* _PROBLEM REQUIREMENTS_: Copy every line of the entries that includes the word "when".

Records from a data source:
[Start of section]
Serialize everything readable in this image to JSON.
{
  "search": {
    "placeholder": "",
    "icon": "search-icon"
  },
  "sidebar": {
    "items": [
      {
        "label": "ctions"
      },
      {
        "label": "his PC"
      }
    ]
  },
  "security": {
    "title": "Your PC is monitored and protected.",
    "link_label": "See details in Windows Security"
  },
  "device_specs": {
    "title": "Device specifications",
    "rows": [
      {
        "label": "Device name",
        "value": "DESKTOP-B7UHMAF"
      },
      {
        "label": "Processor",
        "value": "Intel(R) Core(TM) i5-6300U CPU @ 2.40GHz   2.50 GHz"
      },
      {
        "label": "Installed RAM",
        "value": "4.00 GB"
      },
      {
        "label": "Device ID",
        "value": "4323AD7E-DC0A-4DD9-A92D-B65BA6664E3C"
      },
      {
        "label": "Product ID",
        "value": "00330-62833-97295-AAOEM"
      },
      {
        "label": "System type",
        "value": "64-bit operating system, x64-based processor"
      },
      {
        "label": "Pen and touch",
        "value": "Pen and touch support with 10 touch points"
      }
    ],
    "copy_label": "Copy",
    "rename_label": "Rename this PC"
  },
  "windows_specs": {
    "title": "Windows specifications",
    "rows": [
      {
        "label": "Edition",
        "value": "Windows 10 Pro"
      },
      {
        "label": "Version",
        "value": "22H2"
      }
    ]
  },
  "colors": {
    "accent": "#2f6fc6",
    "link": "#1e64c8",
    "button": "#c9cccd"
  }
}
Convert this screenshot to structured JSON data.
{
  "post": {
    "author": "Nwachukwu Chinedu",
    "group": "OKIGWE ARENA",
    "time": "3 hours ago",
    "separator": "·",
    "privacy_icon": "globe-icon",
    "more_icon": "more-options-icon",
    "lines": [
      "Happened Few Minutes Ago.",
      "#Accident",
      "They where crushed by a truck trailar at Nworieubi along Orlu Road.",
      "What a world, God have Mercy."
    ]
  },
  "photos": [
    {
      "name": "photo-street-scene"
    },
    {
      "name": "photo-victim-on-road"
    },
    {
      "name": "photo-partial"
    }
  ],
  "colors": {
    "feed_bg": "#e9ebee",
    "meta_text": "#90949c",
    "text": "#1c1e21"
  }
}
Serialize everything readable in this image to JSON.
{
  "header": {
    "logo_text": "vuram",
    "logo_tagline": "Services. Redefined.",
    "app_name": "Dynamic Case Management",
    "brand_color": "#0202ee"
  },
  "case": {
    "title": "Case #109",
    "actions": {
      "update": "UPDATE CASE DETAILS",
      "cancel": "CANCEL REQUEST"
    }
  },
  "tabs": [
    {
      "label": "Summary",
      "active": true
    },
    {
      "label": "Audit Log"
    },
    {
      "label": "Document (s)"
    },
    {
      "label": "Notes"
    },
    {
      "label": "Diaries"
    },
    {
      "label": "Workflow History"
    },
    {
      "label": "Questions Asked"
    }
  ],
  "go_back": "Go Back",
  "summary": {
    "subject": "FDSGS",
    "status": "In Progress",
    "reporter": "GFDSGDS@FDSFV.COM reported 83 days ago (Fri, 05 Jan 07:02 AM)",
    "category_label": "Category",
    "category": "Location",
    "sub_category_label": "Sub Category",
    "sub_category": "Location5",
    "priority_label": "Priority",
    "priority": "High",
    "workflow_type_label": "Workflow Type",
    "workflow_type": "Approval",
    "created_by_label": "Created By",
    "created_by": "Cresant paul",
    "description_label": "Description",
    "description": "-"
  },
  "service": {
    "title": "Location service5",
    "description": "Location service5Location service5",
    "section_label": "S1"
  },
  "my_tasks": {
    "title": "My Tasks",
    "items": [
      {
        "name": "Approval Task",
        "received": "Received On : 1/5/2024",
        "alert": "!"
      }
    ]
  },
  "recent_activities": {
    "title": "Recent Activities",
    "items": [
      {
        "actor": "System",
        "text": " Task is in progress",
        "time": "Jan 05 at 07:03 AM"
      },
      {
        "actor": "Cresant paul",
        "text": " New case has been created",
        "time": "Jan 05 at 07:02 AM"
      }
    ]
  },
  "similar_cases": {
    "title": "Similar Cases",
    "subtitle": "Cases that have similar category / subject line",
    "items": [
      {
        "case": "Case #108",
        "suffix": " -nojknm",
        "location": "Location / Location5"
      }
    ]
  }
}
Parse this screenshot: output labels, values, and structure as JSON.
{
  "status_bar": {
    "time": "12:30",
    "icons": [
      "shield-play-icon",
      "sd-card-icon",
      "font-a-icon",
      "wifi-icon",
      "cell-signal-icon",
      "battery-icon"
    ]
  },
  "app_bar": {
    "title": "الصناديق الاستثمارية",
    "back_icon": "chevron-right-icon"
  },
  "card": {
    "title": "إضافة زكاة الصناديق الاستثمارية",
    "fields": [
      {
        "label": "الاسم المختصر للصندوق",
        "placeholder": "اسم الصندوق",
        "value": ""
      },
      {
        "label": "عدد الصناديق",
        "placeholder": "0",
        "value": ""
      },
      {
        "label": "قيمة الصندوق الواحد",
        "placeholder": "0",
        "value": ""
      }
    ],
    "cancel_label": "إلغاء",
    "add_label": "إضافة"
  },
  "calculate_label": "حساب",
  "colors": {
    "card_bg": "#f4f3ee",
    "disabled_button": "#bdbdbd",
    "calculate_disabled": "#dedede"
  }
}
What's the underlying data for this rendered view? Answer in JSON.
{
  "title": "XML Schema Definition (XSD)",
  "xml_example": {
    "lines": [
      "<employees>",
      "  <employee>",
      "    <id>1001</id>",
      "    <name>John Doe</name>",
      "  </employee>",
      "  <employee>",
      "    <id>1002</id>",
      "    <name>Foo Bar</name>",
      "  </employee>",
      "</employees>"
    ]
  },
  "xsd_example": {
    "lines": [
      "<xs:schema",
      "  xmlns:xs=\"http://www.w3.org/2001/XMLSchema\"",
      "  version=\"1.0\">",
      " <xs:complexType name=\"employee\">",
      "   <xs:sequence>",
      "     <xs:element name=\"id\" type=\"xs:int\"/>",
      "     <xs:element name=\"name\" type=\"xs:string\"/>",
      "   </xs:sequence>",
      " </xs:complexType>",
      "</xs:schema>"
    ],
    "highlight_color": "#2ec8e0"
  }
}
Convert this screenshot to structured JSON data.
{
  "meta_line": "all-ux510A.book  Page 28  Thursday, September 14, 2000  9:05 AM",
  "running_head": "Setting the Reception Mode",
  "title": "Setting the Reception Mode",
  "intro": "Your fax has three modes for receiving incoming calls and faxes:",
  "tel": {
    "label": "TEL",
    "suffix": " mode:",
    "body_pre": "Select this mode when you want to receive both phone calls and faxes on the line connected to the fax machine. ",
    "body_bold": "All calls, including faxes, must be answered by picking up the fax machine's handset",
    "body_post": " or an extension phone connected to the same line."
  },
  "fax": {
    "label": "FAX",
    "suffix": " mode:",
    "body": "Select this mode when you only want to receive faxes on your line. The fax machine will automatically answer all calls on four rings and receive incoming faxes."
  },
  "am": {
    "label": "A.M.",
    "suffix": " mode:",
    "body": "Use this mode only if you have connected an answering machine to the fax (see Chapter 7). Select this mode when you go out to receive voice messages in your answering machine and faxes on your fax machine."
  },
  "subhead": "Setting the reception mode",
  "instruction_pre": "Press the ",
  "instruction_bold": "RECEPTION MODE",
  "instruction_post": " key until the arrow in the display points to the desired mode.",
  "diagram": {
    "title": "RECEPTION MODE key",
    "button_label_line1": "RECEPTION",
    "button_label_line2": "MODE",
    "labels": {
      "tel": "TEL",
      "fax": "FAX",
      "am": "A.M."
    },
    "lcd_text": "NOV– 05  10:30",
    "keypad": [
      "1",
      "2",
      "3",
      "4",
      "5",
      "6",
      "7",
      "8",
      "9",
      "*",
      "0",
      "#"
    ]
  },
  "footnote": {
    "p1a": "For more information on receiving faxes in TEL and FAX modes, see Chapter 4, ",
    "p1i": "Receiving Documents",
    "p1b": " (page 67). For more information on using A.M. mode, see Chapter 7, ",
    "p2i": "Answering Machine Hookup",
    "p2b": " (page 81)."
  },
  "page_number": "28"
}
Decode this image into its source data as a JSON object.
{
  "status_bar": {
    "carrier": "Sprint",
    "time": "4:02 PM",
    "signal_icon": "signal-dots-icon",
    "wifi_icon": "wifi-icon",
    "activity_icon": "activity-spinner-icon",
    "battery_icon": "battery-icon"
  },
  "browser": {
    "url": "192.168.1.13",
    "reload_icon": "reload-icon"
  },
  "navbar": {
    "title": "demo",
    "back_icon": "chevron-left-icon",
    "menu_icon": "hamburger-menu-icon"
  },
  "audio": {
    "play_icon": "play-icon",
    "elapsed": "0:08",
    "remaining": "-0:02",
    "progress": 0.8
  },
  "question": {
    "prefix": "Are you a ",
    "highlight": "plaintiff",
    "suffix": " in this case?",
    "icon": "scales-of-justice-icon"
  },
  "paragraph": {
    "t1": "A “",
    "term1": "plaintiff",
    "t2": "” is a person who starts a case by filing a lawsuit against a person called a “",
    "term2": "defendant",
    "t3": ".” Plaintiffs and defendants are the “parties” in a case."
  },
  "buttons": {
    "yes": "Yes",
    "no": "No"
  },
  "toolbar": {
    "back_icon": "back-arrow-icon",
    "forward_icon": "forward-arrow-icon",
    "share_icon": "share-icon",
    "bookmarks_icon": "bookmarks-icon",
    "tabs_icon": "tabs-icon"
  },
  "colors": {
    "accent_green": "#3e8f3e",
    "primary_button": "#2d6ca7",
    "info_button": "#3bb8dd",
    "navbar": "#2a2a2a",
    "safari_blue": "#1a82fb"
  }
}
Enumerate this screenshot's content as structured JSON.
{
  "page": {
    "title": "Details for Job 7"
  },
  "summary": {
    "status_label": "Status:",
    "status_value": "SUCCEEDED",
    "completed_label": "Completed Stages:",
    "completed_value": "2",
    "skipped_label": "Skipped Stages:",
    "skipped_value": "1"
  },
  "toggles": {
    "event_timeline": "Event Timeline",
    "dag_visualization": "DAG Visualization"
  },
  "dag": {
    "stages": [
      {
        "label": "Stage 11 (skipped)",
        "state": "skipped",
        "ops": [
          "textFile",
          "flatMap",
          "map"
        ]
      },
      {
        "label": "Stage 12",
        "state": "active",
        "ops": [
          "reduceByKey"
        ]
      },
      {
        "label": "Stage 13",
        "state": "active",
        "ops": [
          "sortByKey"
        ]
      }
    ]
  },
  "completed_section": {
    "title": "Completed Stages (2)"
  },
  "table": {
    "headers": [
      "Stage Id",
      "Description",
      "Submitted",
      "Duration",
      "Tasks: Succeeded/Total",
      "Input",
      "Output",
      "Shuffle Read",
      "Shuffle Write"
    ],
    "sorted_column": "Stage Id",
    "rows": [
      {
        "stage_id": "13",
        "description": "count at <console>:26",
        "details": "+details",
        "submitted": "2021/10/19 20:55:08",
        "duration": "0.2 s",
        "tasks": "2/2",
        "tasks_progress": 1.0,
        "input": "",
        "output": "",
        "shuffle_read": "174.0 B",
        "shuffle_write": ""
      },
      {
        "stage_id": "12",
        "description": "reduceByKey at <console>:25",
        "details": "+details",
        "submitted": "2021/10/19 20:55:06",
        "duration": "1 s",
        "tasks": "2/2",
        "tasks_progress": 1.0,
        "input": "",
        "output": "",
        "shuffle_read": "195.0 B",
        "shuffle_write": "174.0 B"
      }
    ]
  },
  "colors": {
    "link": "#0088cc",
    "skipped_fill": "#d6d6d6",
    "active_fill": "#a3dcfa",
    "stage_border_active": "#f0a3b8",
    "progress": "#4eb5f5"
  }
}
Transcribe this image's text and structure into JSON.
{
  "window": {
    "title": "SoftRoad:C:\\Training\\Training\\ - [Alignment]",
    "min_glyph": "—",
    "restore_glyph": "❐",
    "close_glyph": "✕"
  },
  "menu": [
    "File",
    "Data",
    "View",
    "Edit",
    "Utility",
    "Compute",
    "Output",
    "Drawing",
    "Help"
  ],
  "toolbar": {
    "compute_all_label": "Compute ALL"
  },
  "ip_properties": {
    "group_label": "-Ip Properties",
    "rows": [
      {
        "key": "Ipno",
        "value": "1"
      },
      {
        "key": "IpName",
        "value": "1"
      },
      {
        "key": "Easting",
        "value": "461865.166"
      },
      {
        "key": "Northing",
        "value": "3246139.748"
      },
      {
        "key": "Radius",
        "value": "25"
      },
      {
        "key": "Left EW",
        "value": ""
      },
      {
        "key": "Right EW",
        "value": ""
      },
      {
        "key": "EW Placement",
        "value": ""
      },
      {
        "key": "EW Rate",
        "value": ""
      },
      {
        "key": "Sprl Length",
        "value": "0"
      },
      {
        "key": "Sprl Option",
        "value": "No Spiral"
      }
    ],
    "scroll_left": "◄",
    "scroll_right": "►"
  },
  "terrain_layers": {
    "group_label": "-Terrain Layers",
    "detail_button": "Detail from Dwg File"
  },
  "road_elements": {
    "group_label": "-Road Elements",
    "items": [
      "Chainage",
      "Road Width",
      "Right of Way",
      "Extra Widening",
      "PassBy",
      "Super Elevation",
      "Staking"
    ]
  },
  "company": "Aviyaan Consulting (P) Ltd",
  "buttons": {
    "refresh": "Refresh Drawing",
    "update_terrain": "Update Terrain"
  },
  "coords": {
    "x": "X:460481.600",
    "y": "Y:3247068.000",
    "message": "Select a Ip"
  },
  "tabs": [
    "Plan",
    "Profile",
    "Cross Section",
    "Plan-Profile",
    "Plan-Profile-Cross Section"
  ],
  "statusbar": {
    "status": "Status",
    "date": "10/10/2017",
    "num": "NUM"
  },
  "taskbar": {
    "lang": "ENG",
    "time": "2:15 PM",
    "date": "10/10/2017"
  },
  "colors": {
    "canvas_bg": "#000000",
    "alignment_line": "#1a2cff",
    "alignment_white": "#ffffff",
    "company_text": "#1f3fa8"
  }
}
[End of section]
* _EXPECTED ANSWER_:
    "body_pre": "Select this mode when you want to receive both phone calls and faxes on the line connected to the fax machine. ",
    "body": "Select this mode when you only want to receive faxes on your line. The fax machine will automatically answer all calls on four rings and receive incoming faxes."
    "body": "Use this mode only if you have connected an answering machine to the fax (see Chapter 7). Select this mode when you go out to receive voice messages in your answering machine and faxes on your fax machine."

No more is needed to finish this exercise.